Josh Donaldson definitely didn't deserve a first place vote, but he was certainly worthy of being considered.
A T H L E T I C S | U C L A | L A K E R S | R A I D E R S

A T H L E T I C S | U C L A | L A K E R S | R A I D E R S

post #18026 of 78800

From Smith to Friedman, we know what's up

Official Member of the Steeler Nation

From Smith to Friedman, we know what's up

Official Member of the Steeler Nation
post #18027 of 78800
Originally Posted by Th3RealF0lkBlu3s View Post

Originally Posted by dland24 View Post

Miguel Cabrera MVP pimp.gif well deserved!

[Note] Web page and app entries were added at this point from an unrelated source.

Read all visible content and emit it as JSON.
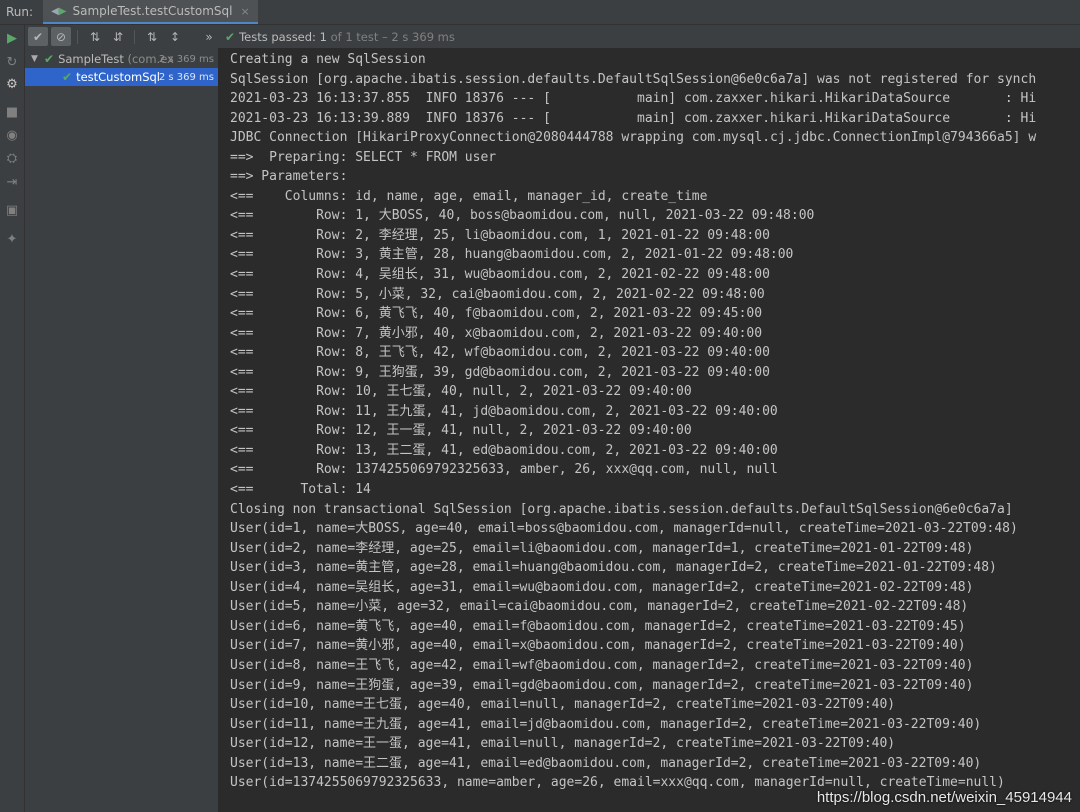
{
  "tabbar": {
    "run_label": "Run:",
    "tab_label": "SampleTest.testCustomSql",
    "close_glyph": "×"
  },
  "toolbar": {
    "status_passed": "Tests passed:",
    "status_count": "1",
    "status_detail": "of 1 test – 2 s 369 ms"
  },
  "tree": {
    "items": [
      {
        "label": "SampleTest",
        "package": "(com.ex",
        "time": "2 s 369 ms"
      },
      {
        "label": "testCustomSql",
        "time": "2 s 369 ms"
      }
    ]
  },
  "console": {
    "lines": [
      "Creating a new SqlSession",
      "SqlSession [org.apache.ibatis.session.defaults.DefaultSqlSession@6e0c6a7a] was not registered for synch",
      "2021-03-23 16:13:37.855  INFO 18376 --- [           main] com.zaxxer.hikari.HikariDataSource       : Hi",
      "2021-03-23 16:13:39.889  INFO 18376 --- [           main] com.zaxxer.hikari.HikariDataSource       : Hi",
      "JDBC Connection [HikariProxyConnection@2080444788 wrapping com.mysql.cj.jdbc.ConnectionImpl@794366a5] w",
      "==>  Preparing: SELECT * FROM user",
      "==> Parameters: ",
      "<==    Columns: id, name, age, email, manager_id, create_time",
      "<==        Row: 1, 大BOSS, 40, boss@baomidou.com, null, 2021-03-22 09:48:00",
      "<==        Row: 2, 李经理, 25, li@baomidou.com, 1, 2021-01-22 09:48:00",
      "<==        Row: 3, 黄主管, 28, huang@baomidou.com, 2, 2021-01-22 09:48:00",
      "<==        Row: 4, 吴组长, 31, wu@baomidou.com, 2, 2021-02-22 09:48:00",
      "<==        Row: 5, 小菜, 32, cai@baomidou.com, 2, 2021-02-22 09:48:00",
      "<==        Row: 6, 黄飞飞, 40, f@baomidou.com, 2, 2021-03-22 09:45:00",
      "<==        Row: 7, 黄小邪, 40, x@baomidou.com, 2, 2021-03-22 09:40:00",
      "<==        Row: 8, 王飞飞, 42, wf@baomidou.com, 2, 2021-03-22 09:40:00",
      "<==        Row: 9, 王狗蛋, 39, gd@baomidou.com, 2, 2021-03-22 09:40:00",
      "<==        Row: 10, 王七蛋, 40, null, 2, 2021-03-22 09:40:00",
      "<==        Row: 11, 王九蛋, 41, jd@baomidou.com, 2, 2021-03-22 09:40:00",
      "<==        Row: 12, 王一蛋, 41, null, 2, 2021-03-22 09:40:00",
      "<==        Row: 13, 王二蛋, 41, ed@baomidou.com, 2, 2021-03-22 09:40:00",
      "<==        Row: 1374255069792325633, amber, 26, xxx@qq.com, null, null",
      "<==      Total: 14",
      "Closing non transactional SqlSession [org.apache.ibatis.session.defaults.DefaultSqlSession@6e0c6a7a]",
      "User(id=1, name=大BOSS, age=40, email=boss@baomidou.com, managerId=null, createTime=2021-03-22T09:48)",
      "User(id=2, name=李经理, age=25, email=li@baomidou.com, managerId=1, createTime=2021-01-22T09:48)",
      "User(id=3, name=黄主管, age=28, email=huang@baomidou.com, managerId=2, createTime=2021-01-22T09:48)",
      "User(id=4, name=吴组长, age=31, email=wu@baomidou.com, managerId=2, createTime=2021-02-22T09:48)",
      "User(id=5, name=小菜, age=32, email=cai@baomidou.com, managerId=2, createTime=2021-02-22T09:48)",
      "User(id=6, name=黄飞飞, age=40, email=f@baomidou.com, managerId=2, createTime=2021-03-22T09:45)",
      "User(id=7, name=黄小邪, age=40, email=x@baomidou.com, managerId=2, createTime=2021-03-22T09:40)",
      "User(id=8, name=王飞飞, age=42, email=wf@baomidou.com, managerId=2, createTime=2021-03-22T09:40)",
      "User(id=9, name=王狗蛋, age=39, email=gd@baomidou.com, managerId=2, createTime=2021-03-22T09:40)",
      "User(id=10, name=王七蛋, age=40, email=null, managerId=2, createTime=2021-03-22T09:40)",
      "User(id=11, name=王九蛋, age=41, email=jd@baomidou.com, managerId=2, createTime=2021-03-22T09:40)",
      "User(id=12, name=王一蛋, age=41, email=null, managerId=2, createTime=2021-03-22T09:40)",
      "User(id=13, name=王二蛋, age=41, email=ed@baomidou.com, managerId=2, createTime=2021-03-22T09:40)",
      "User(id=1374255069792325633, name=amber, age=26, email=xxx@qq.com, managerId=null, createTime=null)"
    ]
  },
  "watermark": "https://blog.csdn.net/weixin_45914944",
  "icons": {
    "run": "run-icon",
    "rerun": "rerun-icon",
    "debug": "debug-icon",
    "stop": "stop-icon",
    "camera": "camera-icon",
    "settings": "settings-icon",
    "exit": "exit-icon",
    "layout": "layout-icon",
    "pin": "pin-icon"
  },
  "colors": {
    "pass": "#59a869",
    "selection": "#2f65ca",
    "console_bg": "#2b2b2b",
    "panel_bg": "#3c3f41"
  }
}
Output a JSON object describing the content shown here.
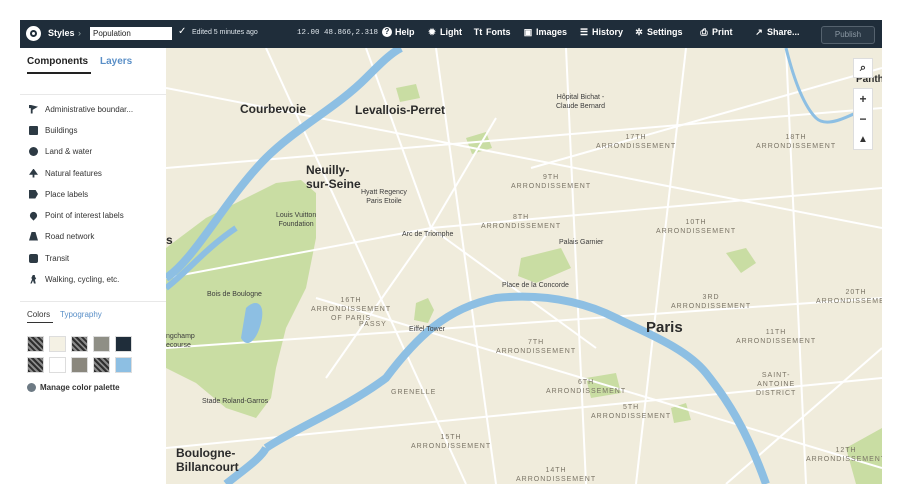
{
  "toolbar": {
    "styles_label": "Styles",
    "breadcrumb_separator": "›",
    "style_name": "Population",
    "edited_text": "Edited 5 minutes ago",
    "coordinates": "12.00 48.866,2.318",
    "help_label": "Help",
    "light_label": "Light",
    "fonts_label": "Fonts",
    "images_label": "Images",
    "history_label": "History",
    "settings_label": "Settings",
    "print_label": "Print",
    "share_label": "Share...",
    "publish_label": "Publish"
  },
  "sidebar": {
    "tabs": {
      "components": "Components",
      "layers": "Layers"
    },
    "components": [
      {
        "label": "Administrative boundar...",
        "icon": "flag-icon"
      },
      {
        "label": "Buildings",
        "icon": "building-icon"
      },
      {
        "label": "Land & water",
        "icon": "globe-icon"
      },
      {
        "label": "Natural features",
        "icon": "tree-icon"
      },
      {
        "label": "Place labels",
        "icon": "tag-icon"
      },
      {
        "label": "Point of interest labels",
        "icon": "pin-icon"
      },
      {
        "label": "Road network",
        "icon": "road-icon"
      },
      {
        "label": "Transit",
        "icon": "bus-icon"
      },
      {
        "label": "Walking, cycling, etc.",
        "icon": "walk-icon"
      }
    ],
    "subtabs": {
      "colors": "Colors",
      "typography": "Typography"
    },
    "swatches": [
      {
        "color": "#2e2e2e",
        "pattern": "hatch"
      },
      {
        "color": "#f4f1e4",
        "pattern": "solid"
      },
      {
        "color": "#4a4a4a",
        "pattern": "hatch"
      },
      {
        "color": "#8f8f86",
        "pattern": "solid"
      },
      {
        "color": "#1f2d3a",
        "pattern": "solid"
      },
      {
        "color": "#4a4a4a",
        "pattern": "hatch"
      },
      {
        "color": "#ffffff",
        "pattern": "solid"
      },
      {
        "color": "#8a877d",
        "pattern": "solid"
      },
      {
        "color": "#3a3a3a",
        "pattern": "hatch"
      },
      {
        "color": "#8dbfe3",
        "pattern": "solid"
      }
    ],
    "manage_palette": "Manage color palette"
  },
  "map": {
    "colors": {
      "land": "#f0ecdc",
      "park": "#c9dda3",
      "water": "#8dbfe3",
      "road": "#ffffff",
      "road_major": "#f8f5ea"
    },
    "labels": {
      "courbevoie": "Courbevoie",
      "levallois": "Levallois-Perret",
      "neuilly": "Neuilly-\nsur-Seine",
      "hopital": "Hôpital Bichat -\nClaude Bernard",
      "arr17": "17TH\nARRONDISSEMENT",
      "arr18": "18TH\nARRONDISSEMENT",
      "arr8": "8TH\nARRONDISSEMENT",
      "arr9": "9TH\nARRONDISSEMENT",
      "arr10": "10TH\nARRONDISSEMENT",
      "arr3": "3RD\nARRONDISSEMENT",
      "arr20": "20TH\nARRONDISSEMENT",
      "arr11": "11TH\nARRONDISSEMENT",
      "arr16": "16TH\nARRONDISSEMENT\nOF PARIS",
      "arr7": "7TH\nARRONDISSEMENT",
      "arr6": "6TH\nARRONDISSEMENT",
      "arr5": "5TH\nARRONDISSEMENT",
      "arr15": "15TH\nARRONDISSEMENT",
      "arr14": "14TH\nARRONDISSEMENT",
      "arr12": "12TH\nARRONDISSEMENT",
      "hyatt": "Hyatt Regency\nParis Etoile",
      "vuitton": "Louis Vuitton\nFoundation",
      "arc": "Arc de Triomphe",
      "garnier": "Palais Garnier",
      "concorde": "Place de la Concorde",
      "eiffel": "Eiffel Tower",
      "paris": "Paris",
      "passy": "PASSY",
      "grenelle": "GRENELLE",
      "bois": "Bois de Boulogne",
      "longchamp": "ngchamp\necourse",
      "roland": "Stade Roland-Garros",
      "boulogne": "Boulogne-\nBillancourt",
      "saint_antoine": "SAINT-\nANTOINE\nDISTRICT",
      "panth": "Panth",
      "left_s": "s"
    }
  }
}
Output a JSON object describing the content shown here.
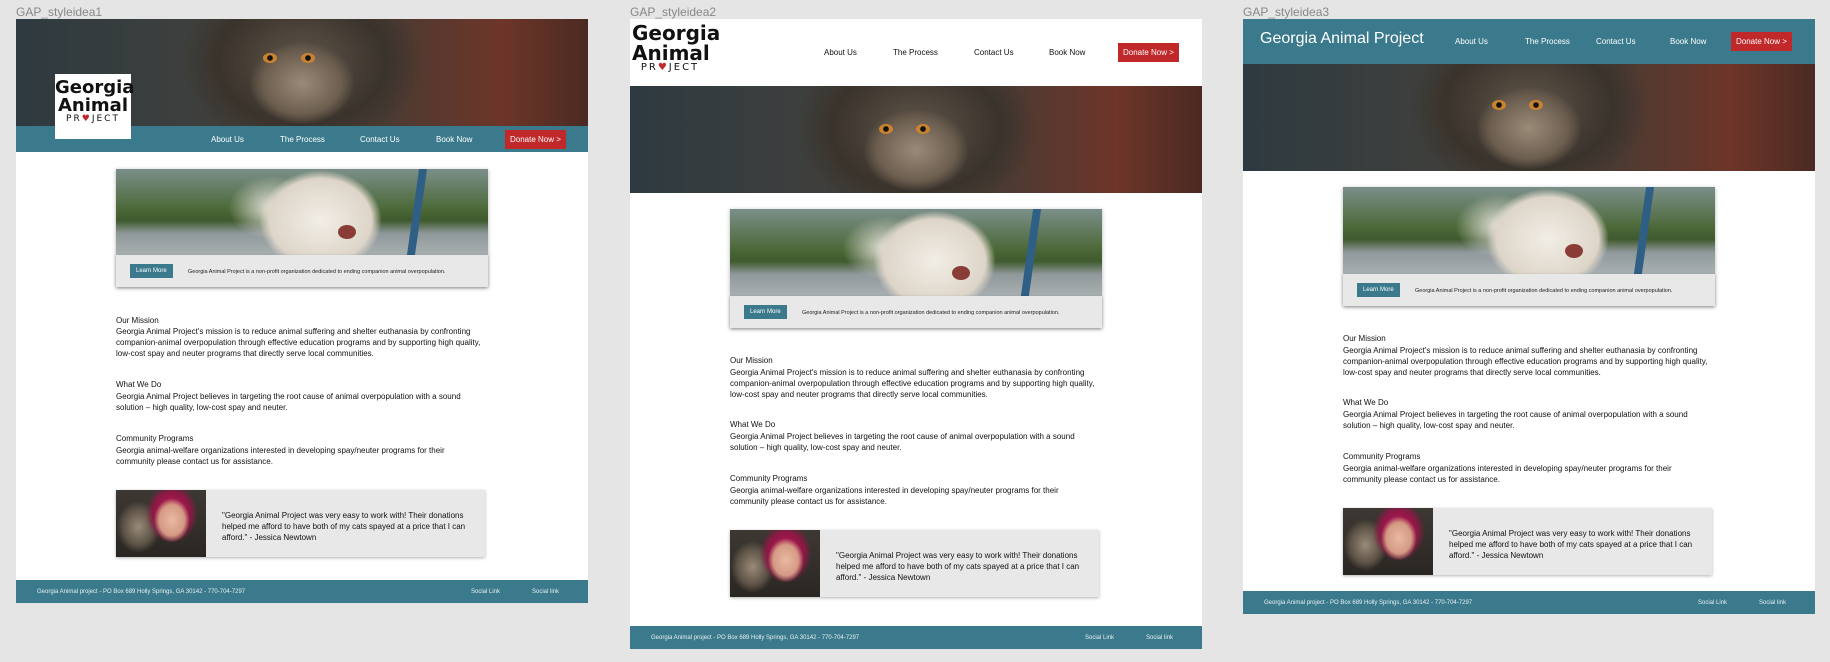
{
  "frames": [
    {
      "label": "GAP_styleidea1"
    },
    {
      "label": "GAP_styleidea2"
    },
    {
      "label": "GAP_styleidea3"
    }
  ],
  "logo": {
    "line1": "Georgia",
    "line2": "Animal",
    "line3_a": "PR",
    "heart": "♥",
    "line3_b": "JECT"
  },
  "brand_text": "Georgia Animal Project",
  "nav": {
    "about": "About Us",
    "process": "The Process",
    "contact": "Contact Us",
    "book": "Book Now",
    "donate": "Donate Now  >"
  },
  "hero": {
    "button": "Learn More",
    "text": "Georgia Animal Project is a non-profit organization dedicated to ending companion animal overpopulation."
  },
  "sections": {
    "mission_title": "Our Mission",
    "mission_body": "Georgia Animal Project's mission is to reduce animal suffering and shelter euthanasia by confronting companion-animal overpopulation through effective education programs and by supporting high quality, low-cost spay and neuter programs that directly serve local communities.",
    "whatwedo_title": "What We Do",
    "whatwedo_body": "Georgia Animal Project believes in targeting the root cause of animal overpopulation with a sound solution – high quality, low-cost spay and neuter.",
    "community_title": "Community Programs",
    "community_body": "Georgia animal-welfare organizations interested in developing spay/neuter programs for their community please contact us for assistance."
  },
  "testimonial": "\"Georgia Animal Project was very easy to work with! Their donations helped me afford to have both of my cats spayed at a price that I can afford.\" - Jessica Newtown",
  "footer": {
    "address": "Georgia Animal project - PO Box 689 Holly Springs, GA 30142 - 770-704-7297",
    "social1": "Social Link",
    "social2": "Social link"
  },
  "colors": {
    "teal": "#3a7a8c",
    "donate_red": "#c0282a",
    "canvas": "#e5e5e5"
  }
}
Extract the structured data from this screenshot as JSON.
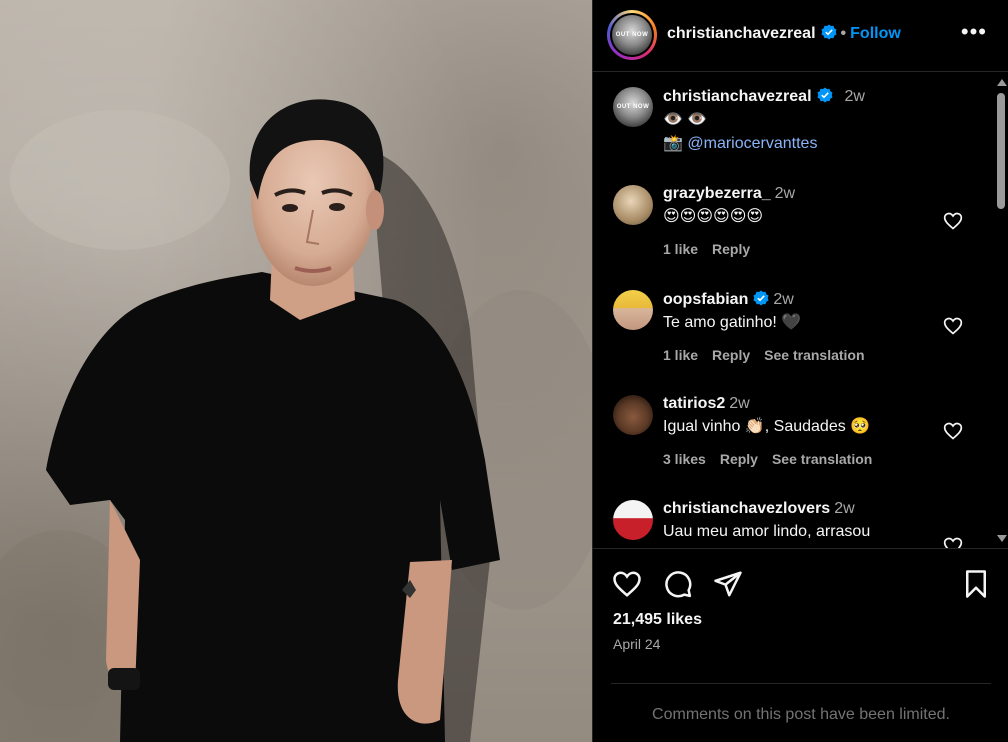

I like that Major League Baseball is now publicizing who voted for who. However, they need to take it a step further and make the writer justify why hevoted the way they did. If you dont agree with me, you need to look no further than seeing Josh Donaldson with a first place MVP vote, and Mike Trout with a seventh place vote. Those are complete jokes, and should need to be explained.

Josh Donaldson definitely didn't deserve a first place vote, but he was certainly worthy of being considered.

I didnt say he didnt deserve consideration. I watched him very closely all season long. He had a great year. Wouldnt even have brought it up if he got 7th place, 5th place....or hell even a third place vote. But for someone to say that he believe Josh Donaldson was the most valuable player in all of the American league? That guy deserves to have his voting rights revoked.

Same for the guy who gave Mike Trout a 7th place vote.
post #18028 of 78800
Miggy pimp.gif

Detroit stand up!!! gift card with $322.24 balance. $300 GIFTED gift card with $322.24 balance. $300 GIFTED
post #18029 of 78800
Mark Trumbo nerd.gif


post #18030 of 78800
Congratulations to Miguel Cabrera for having better teammates than Mike Trout.
New Posts  All Forums:Forum Nav:
  Return Home
  Back to Forum: Sports & Training
This thread is locked  
NikeTalk › NikeTalk Forums › The Lounge › Sports & Training › 2016 MLB thread. THE CUBS HAVE BROKEN THE CURSE! Chicago Cubs are your 2016 World Series champions.